Data for processing:
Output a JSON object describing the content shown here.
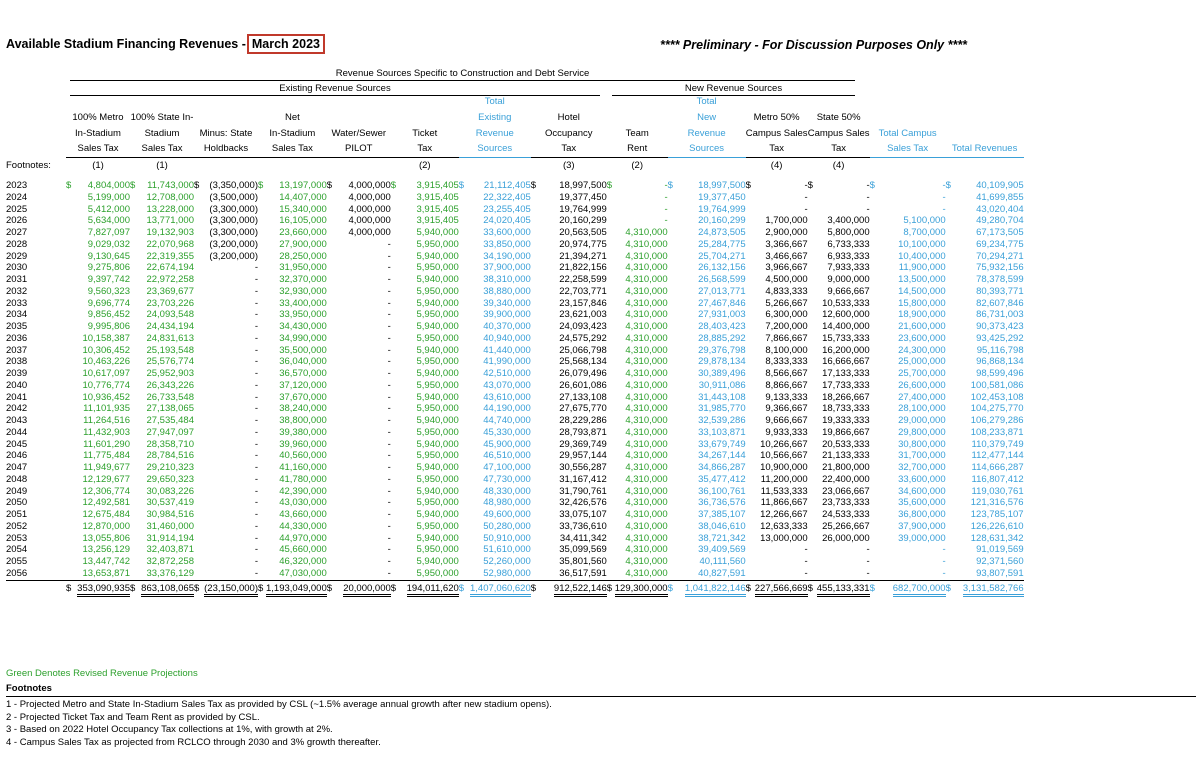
{
  "title": "Available Stadium Financing Revenues -",
  "title_date": "March 2023",
  "prelim": "**** Preliminary - For Discussion Purposes Only ****",
  "band_top": "Revenue Sources Specific to Construction and Debt Service",
  "band_existing": "Existing Revenue Sources",
  "band_new": "New Revenue Sources",
  "footnotes_label": "Footnotes:",
  "headers": [
    [
      "100% Metro",
      "In-Stadium",
      "Sales Tax"
    ],
    [
      "100% State In-",
      "Stadium",
      "Sales Tax"
    ],
    [
      "",
      "Minus:  State",
      "Holdbacks"
    ],
    [
      "Net",
      "In-Stadium",
      "Sales Tax"
    ],
    [
      "",
      "Water/Sewer",
      "PILOT"
    ],
    [
      "",
      "Ticket",
      "Tax"
    ],
    [
      "Total",
      "Existing",
      "Revenue",
      "Sources"
    ],
    [
      "Hotel",
      "Occupancy",
      "Tax"
    ],
    [
      "",
      "Team",
      "Rent"
    ],
    [
      "Total",
      "New",
      "Revenue",
      "Sources"
    ],
    [
      "Metro 50%",
      "Campus Sales",
      "Tax"
    ],
    [
      "State 50%",
      "Campus Sales",
      "Tax"
    ],
    [
      "",
      "Total Campus",
      "Sales Tax"
    ],
    [
      "",
      "",
      "Total Revenues"
    ]
  ],
  "footnote_refs": [
    "(1)",
    "(1)",
    "",
    "",
    "",
    "(2)",
    "",
    "(3)",
    "(2)",
    "",
    "(4)",
    "(4)",
    "",
    ""
  ],
  "rows": [
    [
      "2023",
      "$",
      "4,804,000",
      "$",
      "11,743,000",
      "$",
      "(3,350,000)",
      "$",
      "13,197,000",
      "$",
      "4,000,000",
      "$",
      "3,915,405",
      "$",
      "21,112,405",
      "$",
      "18,997,500",
      "$",
      "-",
      "$",
      "18,997,500",
      "$",
      "-",
      "$",
      "-",
      "$",
      "-",
      "$",
      "40,109,905"
    ],
    [
      "2024",
      "",
      "5,199,000",
      "",
      "12,708,000",
      "",
      "(3,500,000)",
      "",
      "14,407,000",
      "",
      "4,000,000",
      "",
      "3,915,405",
      "",
      "22,322,405",
      "",
      "19,377,450",
      "",
      "-",
      "",
      "19,377,450",
      "",
      "-",
      "",
      "-",
      "",
      "-",
      "",
      "41,699,855"
    ],
    [
      "2025",
      "",
      "5,412,000",
      "",
      "13,228,000",
      "",
      "(3,300,000)",
      "",
      "15,340,000",
      "",
      "4,000,000",
      "",
      "3,915,405",
      "",
      "23,255,405",
      "",
      "19,764,999",
      "",
      "-",
      "",
      "19,764,999",
      "",
      "-",
      "",
      "-",
      "",
      "-",
      "",
      "43,020,404"
    ],
    [
      "2026",
      "",
      "5,634,000",
      "",
      "13,771,000",
      "",
      "(3,300,000)",
      "",
      "16,105,000",
      "",
      "4,000,000",
      "",
      "3,915,405",
      "",
      "24,020,405",
      "",
      "20,160,299",
      "",
      "-",
      "",
      "20,160,299",
      "",
      "1,700,000",
      "",
      "3,400,000",
      "",
      "5,100,000",
      "",
      "49,280,704"
    ],
    [
      "2027",
      "",
      "7,827,097",
      "",
      "19,132,903",
      "",
      "(3,300,000)",
      "",
      "23,660,000",
      "",
      "4,000,000",
      "",
      "5,940,000",
      "",
      "33,600,000",
      "",
      "20,563,505",
      "",
      "4,310,000",
      "",
      "24,873,505",
      "",
      "2,900,000",
      "",
      "5,800,000",
      "",
      "8,700,000",
      "",
      "67,173,505"
    ],
    [
      "2028",
      "",
      "9,029,032",
      "",
      "22,070,968",
      "",
      "(3,200,000)",
      "",
      "27,900,000",
      "",
      "-",
      "",
      "5,950,000",
      "",
      "33,850,000",
      "",
      "20,974,775",
      "",
      "4,310,000",
      "",
      "25,284,775",
      "",
      "3,366,667",
      "",
      "6,733,333",
      "",
      "10,100,000",
      "",
      "69,234,775"
    ],
    [
      "2029",
      "",
      "9,130,645",
      "",
      "22,319,355",
      "",
      "(3,200,000)",
      "",
      "28,250,000",
      "",
      "-",
      "",
      "5,940,000",
      "",
      "34,190,000",
      "",
      "21,394,271",
      "",
      "4,310,000",
      "",
      "25,704,271",
      "",
      "3,466,667",
      "",
      "6,933,333",
      "",
      "10,400,000",
      "",
      "70,294,271"
    ],
    [
      "2030",
      "",
      "9,275,806",
      "",
      "22,674,194",
      "",
      "-",
      "",
      "31,950,000",
      "",
      "-",
      "",
      "5,950,000",
      "",
      "37,900,000",
      "",
      "21,822,156",
      "",
      "4,310,000",
      "",
      "26,132,156",
      "",
      "3,966,667",
      "",
      "7,933,333",
      "",
      "11,900,000",
      "",
      "75,932,156"
    ],
    [
      "2031",
      "",
      "9,397,742",
      "",
      "22,972,258",
      "",
      "-",
      "",
      "32,370,000",
      "",
      "-",
      "",
      "5,940,000",
      "",
      "38,310,000",
      "",
      "22,258,599",
      "",
      "4,310,000",
      "",
      "26,568,599",
      "",
      "4,500,000",
      "",
      "9,000,000",
      "",
      "13,500,000",
      "",
      "78,378,599"
    ],
    [
      "2032",
      "",
      "9,560,323",
      "",
      "23,369,677",
      "",
      "-",
      "",
      "32,930,000",
      "",
      "-",
      "",
      "5,950,000",
      "",
      "38,880,000",
      "",
      "22,703,771",
      "",
      "4,310,000",
      "",
      "27,013,771",
      "",
      "4,833,333",
      "",
      "9,666,667",
      "",
      "14,500,000",
      "",
      "80,393,771"
    ],
    [
      "2033",
      "",
      "9,696,774",
      "",
      "23,703,226",
      "",
      "-",
      "",
      "33,400,000",
      "",
      "-",
      "",
      "5,940,000",
      "",
      "39,340,000",
      "",
      "23,157,846",
      "",
      "4,310,000",
      "",
      "27,467,846",
      "",
      "5,266,667",
      "",
      "10,533,333",
      "",
      "15,800,000",
      "",
      "82,607,846"
    ],
    [
      "2034",
      "",
      "9,856,452",
      "",
      "24,093,548",
      "",
      "-",
      "",
      "33,950,000",
      "",
      "-",
      "",
      "5,950,000",
      "",
      "39,900,000",
      "",
      "23,621,003",
      "",
      "4,310,000",
      "",
      "27,931,003",
      "",
      "6,300,000",
      "",
      "12,600,000",
      "",
      "18,900,000",
      "",
      "86,731,003"
    ],
    [
      "2035",
      "",
      "9,995,806",
      "",
      "24,434,194",
      "",
      "-",
      "",
      "34,430,000",
      "",
      "-",
      "",
      "5,940,000",
      "",
      "40,370,000",
      "",
      "24,093,423",
      "",
      "4,310,000",
      "",
      "28,403,423",
      "",
      "7,200,000",
      "",
      "14,400,000",
      "",
      "21,600,000",
      "",
      "90,373,423"
    ],
    [
      "2036",
      "",
      "10,158,387",
      "",
      "24,831,613",
      "",
      "-",
      "",
      "34,990,000",
      "",
      "-",
      "",
      "5,950,000",
      "",
      "40,940,000",
      "",
      "24,575,292",
      "",
      "4,310,000",
      "",
      "28,885,292",
      "",
      "7,866,667",
      "",
      "15,733,333",
      "",
      "23,600,000",
      "",
      "93,425,292"
    ],
    [
      "2037",
      "",
      "10,306,452",
      "",
      "25,193,548",
      "",
      "-",
      "",
      "35,500,000",
      "",
      "-",
      "",
      "5,940,000",
      "",
      "41,440,000",
      "",
      "25,066,798",
      "",
      "4,310,000",
      "",
      "29,376,798",
      "",
      "8,100,000",
      "",
      "16,200,000",
      "",
      "24,300,000",
      "",
      "95,116,798"
    ],
    [
      "2038",
      "",
      "10,463,226",
      "",
      "25,576,774",
      "",
      "-",
      "",
      "36,040,000",
      "",
      "-",
      "",
      "5,950,000",
      "",
      "41,990,000",
      "",
      "25,568,134",
      "",
      "4,310,000",
      "",
      "29,878,134",
      "",
      "8,333,333",
      "",
      "16,666,667",
      "",
      "25,000,000",
      "",
      "96,868,134"
    ],
    [
      "2039",
      "",
      "10,617,097",
      "",
      "25,952,903",
      "",
      "-",
      "",
      "36,570,000",
      "",
      "-",
      "",
      "5,940,000",
      "",
      "42,510,000",
      "",
      "26,079,496",
      "",
      "4,310,000",
      "",
      "30,389,496",
      "",
      "8,566,667",
      "",
      "17,133,333",
      "",
      "25,700,000",
      "",
      "98,599,496"
    ],
    [
      "2040",
      "",
      "10,776,774",
      "",
      "26,343,226",
      "",
      "-",
      "",
      "37,120,000",
      "",
      "-",
      "",
      "5,950,000",
      "",
      "43,070,000",
      "",
      "26,601,086",
      "",
      "4,310,000",
      "",
      "30,911,086",
      "",
      "8,866,667",
      "",
      "17,733,333",
      "",
      "26,600,000",
      "",
      "100,581,086"
    ],
    [
      "2041",
      "",
      "10,936,452",
      "",
      "26,733,548",
      "",
      "-",
      "",
      "37,670,000",
      "",
      "-",
      "",
      "5,940,000",
      "",
      "43,610,000",
      "",
      "27,133,108",
      "",
      "4,310,000",
      "",
      "31,443,108",
      "",
      "9,133,333",
      "",
      "18,266,667",
      "",
      "27,400,000",
      "",
      "102,453,108"
    ],
    [
      "2042",
      "",
      "11,101,935",
      "",
      "27,138,065",
      "",
      "-",
      "",
      "38,240,000",
      "",
      "-",
      "",
      "5,950,000",
      "",
      "44,190,000",
      "",
      "27,675,770",
      "",
      "4,310,000",
      "",
      "31,985,770",
      "",
      "9,366,667",
      "",
      "18,733,333",
      "",
      "28,100,000",
      "",
      "104,275,770"
    ],
    [
      "2043",
      "",
      "11,264,516",
      "",
      "27,535,484",
      "",
      "-",
      "",
      "38,800,000",
      "",
      "-",
      "",
      "5,940,000",
      "",
      "44,740,000",
      "",
      "28,229,286",
      "",
      "4,310,000",
      "",
      "32,539,286",
      "",
      "9,666,667",
      "",
      "19,333,333",
      "",
      "29,000,000",
      "",
      "106,279,286"
    ],
    [
      "2044",
      "",
      "11,432,903",
      "",
      "27,947,097",
      "",
      "-",
      "",
      "39,380,000",
      "",
      "-",
      "",
      "5,950,000",
      "",
      "45,330,000",
      "",
      "28,793,871",
      "",
      "4,310,000",
      "",
      "33,103,871",
      "",
      "9,933,333",
      "",
      "19,866,667",
      "",
      "29,800,000",
      "",
      "108,233,871"
    ],
    [
      "2045",
      "",
      "11,601,290",
      "",
      "28,358,710",
      "",
      "-",
      "",
      "39,960,000",
      "",
      "-",
      "",
      "5,940,000",
      "",
      "45,900,000",
      "",
      "29,369,749",
      "",
      "4,310,000",
      "",
      "33,679,749",
      "",
      "10,266,667",
      "",
      "20,533,333",
      "",
      "30,800,000",
      "",
      "110,379,749"
    ],
    [
      "2046",
      "",
      "11,775,484",
      "",
      "28,784,516",
      "",
      "-",
      "",
      "40,560,000",
      "",
      "-",
      "",
      "5,950,000",
      "",
      "46,510,000",
      "",
      "29,957,144",
      "",
      "4,310,000",
      "",
      "34,267,144",
      "",
      "10,566,667",
      "",
      "21,133,333",
      "",
      "31,700,000",
      "",
      "112,477,144"
    ],
    [
      "2047",
      "",
      "11,949,677",
      "",
      "29,210,323",
      "",
      "-",
      "",
      "41,160,000",
      "",
      "-",
      "",
      "5,940,000",
      "",
      "47,100,000",
      "",
      "30,556,287",
      "",
      "4,310,000",
      "",
      "34,866,287",
      "",
      "10,900,000",
      "",
      "21,800,000",
      "",
      "32,700,000",
      "",
      "114,666,287"
    ],
    [
      "2048",
      "",
      "12,129,677",
      "",
      "29,650,323",
      "",
      "-",
      "",
      "41,780,000",
      "",
      "-",
      "",
      "5,950,000",
      "",
      "47,730,000",
      "",
      "31,167,412",
      "",
      "4,310,000",
      "",
      "35,477,412",
      "",
      "11,200,000",
      "",
      "22,400,000",
      "",
      "33,600,000",
      "",
      "116,807,412"
    ],
    [
      "2049",
      "",
      "12,306,774",
      "",
      "30,083,226",
      "",
      "-",
      "",
      "42,390,000",
      "",
      "-",
      "",
      "5,940,000",
      "",
      "48,330,000",
      "",
      "31,790,761",
      "",
      "4,310,000",
      "",
      "36,100,761",
      "",
      "11,533,333",
      "",
      "23,066,667",
      "",
      "34,600,000",
      "",
      "119,030,761"
    ],
    [
      "2050",
      "",
      "12,492,581",
      "",
      "30,537,419",
      "",
      "-",
      "",
      "43,030,000",
      "",
      "-",
      "",
      "5,950,000",
      "",
      "48,980,000",
      "",
      "32,426,576",
      "",
      "4,310,000",
      "",
      "36,736,576",
      "",
      "11,866,667",
      "",
      "23,733,333",
      "",
      "35,600,000",
      "",
      "121,316,576"
    ],
    [
      "2051",
      "",
      "12,675,484",
      "",
      "30,984,516",
      "",
      "-",
      "",
      "43,660,000",
      "",
      "-",
      "",
      "5,940,000",
      "",
      "49,600,000",
      "",
      "33,075,107",
      "",
      "4,310,000",
      "",
      "37,385,107",
      "",
      "12,266,667",
      "",
      "24,533,333",
      "",
      "36,800,000",
      "",
      "123,785,107"
    ],
    [
      "2052",
      "",
      "12,870,000",
      "",
      "31,460,000",
      "",
      "-",
      "",
      "44,330,000",
      "",
      "-",
      "",
      "5,950,000",
      "",
      "50,280,000",
      "",
      "33,736,610",
      "",
      "4,310,000",
      "",
      "38,046,610",
      "",
      "12,633,333",
      "",
      "25,266,667",
      "",
      "37,900,000",
      "",
      "126,226,610"
    ],
    [
      "2053",
      "",
      "13,055,806",
      "",
      "31,914,194",
      "",
      "-",
      "",
      "44,970,000",
      "",
      "-",
      "",
      "5,940,000",
      "",
      "50,910,000",
      "",
      "34,411,342",
      "",
      "4,310,000",
      "",
      "38,721,342",
      "",
      "13,000,000",
      "",
      "26,000,000",
      "",
      "39,000,000",
      "",
      "128,631,342"
    ],
    [
      "2054",
      "",
      "13,256,129",
      "",
      "32,403,871",
      "",
      "-",
      "",
      "45,660,000",
      "",
      "-",
      "",
      "5,950,000",
      "",
      "51,610,000",
      "",
      "35,099,569",
      "",
      "4,310,000",
      "",
      "39,409,569",
      "",
      "-",
      "",
      "-",
      "",
      "-",
      "",
      "91,019,569"
    ],
    [
      "2055",
      "",
      "13,447,742",
      "",
      "32,872,258",
      "",
      "-",
      "",
      "46,320,000",
      "",
      "-",
      "",
      "5,940,000",
      "",
      "52,260,000",
      "",
      "35,801,560",
      "",
      "4,310,000",
      "",
      "40,111,560",
      "",
      "-",
      "",
      "-",
      "",
      "-",
      "",
      "92,371,560"
    ],
    [
      "2056",
      "",
      "13,653,871",
      "",
      "33,376,129",
      "",
      "-",
      "",
      "47,030,000",
      "",
      "-",
      "",
      "5,950,000",
      "",
      "52,980,000",
      "",
      "36,517,591",
      "",
      "4,310,000",
      "",
      "40,827,591",
      "",
      "-",
      "",
      "-",
      "",
      "-",
      "",
      "93,807,591"
    ]
  ],
  "totals": [
    "",
    "$",
    "353,090,935",
    "$",
    "863,108,065",
    "$",
    "(23,150,000)",
    "$",
    "1,193,049,000",
    "$",
    "20,000,000",
    "$",
    "194,011,620",
    "$",
    "1,407,060,620",
    "$",
    "912,522,146",
    "$",
    "129,300,000",
    "$",
    "1,041,822,146",
    "$",
    "227,566,669",
    "$",
    "455,133,331",
    "$",
    "682,700,000",
    "$",
    "3,131,582,766"
  ],
  "green_note": "Green Denotes Revised Revenue Projections",
  "notes_heading": "Footnotes",
  "notes": [
    "1 - Projected Metro and State In-Stadium Sales Tax as provided by CSL (~1.5% average annual growth after new stadium opens).",
    "2 - Projected Ticket Tax and Team Rent as provided by CSL.",
    "3 - Based on 2022 Hotel Occupancy Tax collections at 1%, with growth at 2%.",
    "4 - Campus Sales Tax as projected from RCLCO through 2030 and 3% growth thereafter."
  ],
  "colors": {
    "green": "#2ca02c",
    "blue": "#3aa0d8",
    "date_box": "#c0392b"
  }
}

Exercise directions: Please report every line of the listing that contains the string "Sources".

Solution:
  "band_top": "Revenue Sources Specific to Construction and Debt Service",
  "band_existing": "Existing Revenue Sources",
  "band_new": "New Revenue Sources",
      "Sources"
      "Sources"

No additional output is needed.